New York In a blow to the tobacco industry, a federal judge ruled Monday that a jury should decide whether tobacco companies must pay tens of millions of smokers up to $200 billion for allegedly duping them into buying light cigarettes over the past three decades.
The cigarette makers said they would appeal but their shares sank on Wall Street as the ruling granting class-action status to the case clouded what had appeared to be an improving legal environment for the industry.
Altria Group Inc., the parent of the nation's largest cigarette maker, Philip Morris USA Inc., said the ruling will delay its long-awaited restructuring plan, which includes a divestiture of its controlling stake in Kraft Foods Inc.
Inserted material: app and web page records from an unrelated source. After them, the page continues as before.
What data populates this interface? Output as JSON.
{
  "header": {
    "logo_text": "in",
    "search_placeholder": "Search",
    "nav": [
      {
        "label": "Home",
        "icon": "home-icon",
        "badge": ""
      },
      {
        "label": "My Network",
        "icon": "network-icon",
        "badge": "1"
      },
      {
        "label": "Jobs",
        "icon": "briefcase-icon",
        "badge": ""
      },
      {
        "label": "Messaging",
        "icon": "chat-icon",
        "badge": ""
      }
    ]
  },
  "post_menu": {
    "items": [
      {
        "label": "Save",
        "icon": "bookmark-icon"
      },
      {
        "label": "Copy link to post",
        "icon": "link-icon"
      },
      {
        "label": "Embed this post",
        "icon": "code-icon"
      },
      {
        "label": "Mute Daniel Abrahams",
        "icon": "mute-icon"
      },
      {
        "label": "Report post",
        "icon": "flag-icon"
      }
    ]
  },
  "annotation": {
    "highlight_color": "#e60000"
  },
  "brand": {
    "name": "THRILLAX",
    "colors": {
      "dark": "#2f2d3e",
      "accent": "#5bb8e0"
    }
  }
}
In a conference call Monday afternoon, a top Altria attorney, William S. Ohlemeyer, said that a prerequisite to pursuing the company's restructuring plan is clarity in the overall litigation environment.
"Today's decision is not a step toward clarity. It is a step back of sorts," he said.
His comments came only hours after U.S. District Judge Jack Weinstein granted class-action status to a lawsuit against Marlboro maker Philip Morris USA, its biggest U.S. rival R.J. Reynolds Tobacco Co. and other cigarette manufacturers.
"The plaintiffs are entitled to the chance to prove their allegations," Weinstein said. The judge set a trial date of Jan. 22.
The tobacco companies prefer trying each case on its own, saying circumstances vary widely from one person to another.
"We obviously disagree with the ruling - strongly," said Theodore Grossman, an attorney for Reynolds American Inc.'s R.J. Reynolds Tobacco division. "The law doesn't support class certification."